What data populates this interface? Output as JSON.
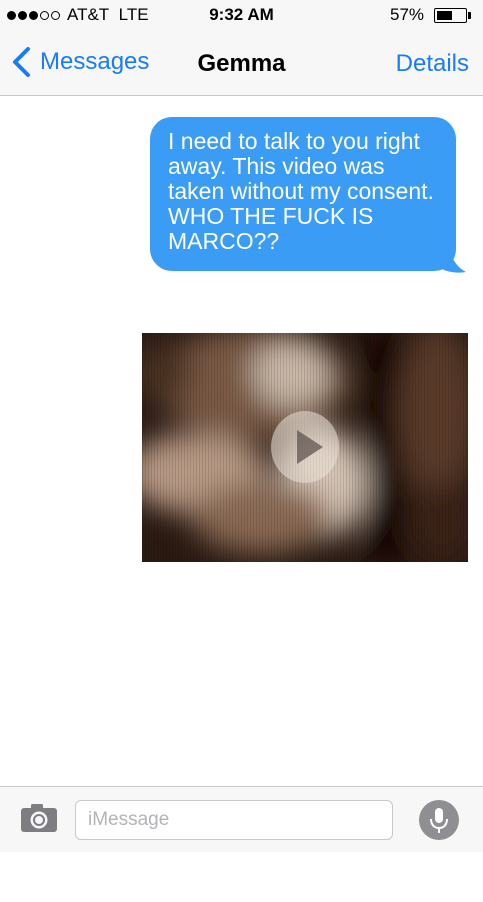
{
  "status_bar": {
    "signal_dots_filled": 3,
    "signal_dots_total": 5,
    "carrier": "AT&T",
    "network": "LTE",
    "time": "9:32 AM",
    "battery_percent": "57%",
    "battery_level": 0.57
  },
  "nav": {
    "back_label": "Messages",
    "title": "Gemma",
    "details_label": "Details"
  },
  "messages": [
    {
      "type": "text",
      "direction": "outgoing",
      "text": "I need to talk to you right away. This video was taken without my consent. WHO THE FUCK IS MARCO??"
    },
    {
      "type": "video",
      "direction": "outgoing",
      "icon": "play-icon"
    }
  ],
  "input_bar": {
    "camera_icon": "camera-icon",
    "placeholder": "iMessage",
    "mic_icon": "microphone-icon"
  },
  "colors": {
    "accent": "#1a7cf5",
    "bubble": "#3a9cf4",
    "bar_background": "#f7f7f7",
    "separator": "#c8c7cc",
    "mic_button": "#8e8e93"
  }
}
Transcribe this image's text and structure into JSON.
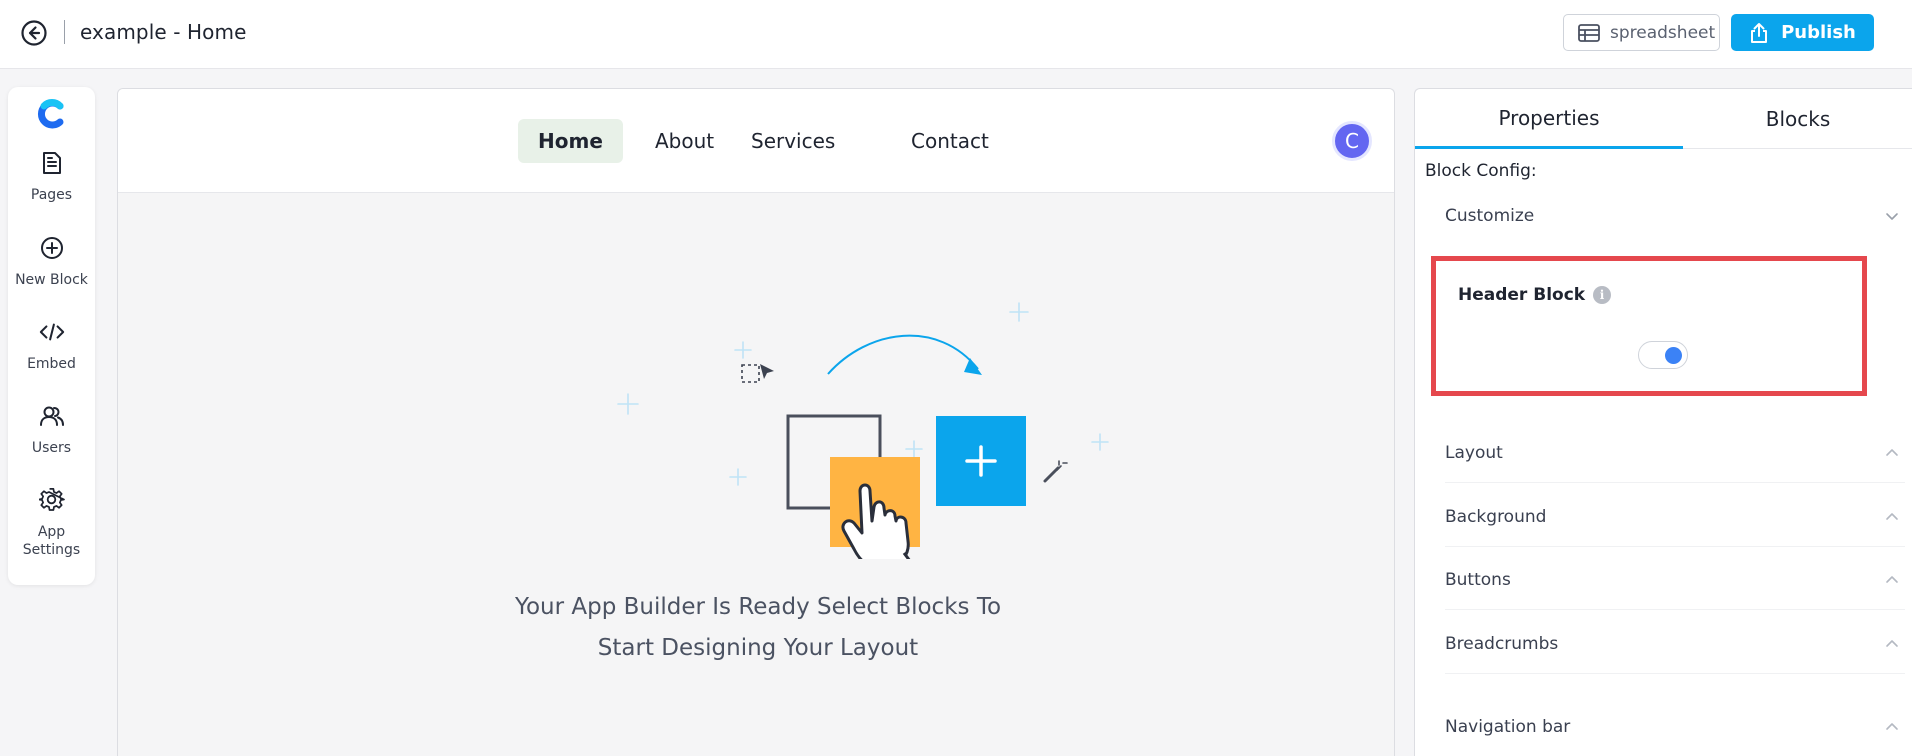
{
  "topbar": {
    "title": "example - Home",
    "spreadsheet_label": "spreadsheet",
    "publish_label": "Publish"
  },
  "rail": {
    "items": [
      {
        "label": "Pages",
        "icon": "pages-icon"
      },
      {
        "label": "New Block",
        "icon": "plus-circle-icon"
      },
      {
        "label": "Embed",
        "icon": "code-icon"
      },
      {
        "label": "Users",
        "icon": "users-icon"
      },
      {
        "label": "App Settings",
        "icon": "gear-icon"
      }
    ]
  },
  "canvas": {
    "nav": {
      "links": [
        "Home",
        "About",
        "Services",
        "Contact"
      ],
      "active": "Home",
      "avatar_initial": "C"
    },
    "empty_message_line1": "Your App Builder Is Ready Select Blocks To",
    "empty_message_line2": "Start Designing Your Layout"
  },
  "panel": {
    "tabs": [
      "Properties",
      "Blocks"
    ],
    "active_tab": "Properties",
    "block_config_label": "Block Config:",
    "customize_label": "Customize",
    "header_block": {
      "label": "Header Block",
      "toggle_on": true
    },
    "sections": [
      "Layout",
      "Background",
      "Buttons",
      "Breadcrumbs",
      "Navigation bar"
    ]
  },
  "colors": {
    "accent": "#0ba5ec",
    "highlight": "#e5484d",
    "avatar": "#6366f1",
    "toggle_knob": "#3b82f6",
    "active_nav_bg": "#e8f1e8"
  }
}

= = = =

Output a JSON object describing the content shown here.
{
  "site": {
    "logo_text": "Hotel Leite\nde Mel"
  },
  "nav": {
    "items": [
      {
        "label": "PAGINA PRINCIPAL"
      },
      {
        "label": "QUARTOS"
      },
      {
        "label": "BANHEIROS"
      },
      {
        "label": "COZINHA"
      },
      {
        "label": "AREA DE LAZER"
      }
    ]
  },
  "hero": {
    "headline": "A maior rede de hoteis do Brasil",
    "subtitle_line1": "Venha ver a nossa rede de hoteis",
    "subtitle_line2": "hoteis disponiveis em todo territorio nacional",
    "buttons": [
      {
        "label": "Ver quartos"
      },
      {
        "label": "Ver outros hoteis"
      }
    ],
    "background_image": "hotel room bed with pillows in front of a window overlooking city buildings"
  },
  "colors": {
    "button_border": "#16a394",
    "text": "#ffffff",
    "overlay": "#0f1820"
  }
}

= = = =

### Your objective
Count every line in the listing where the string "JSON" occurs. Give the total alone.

### Reply
3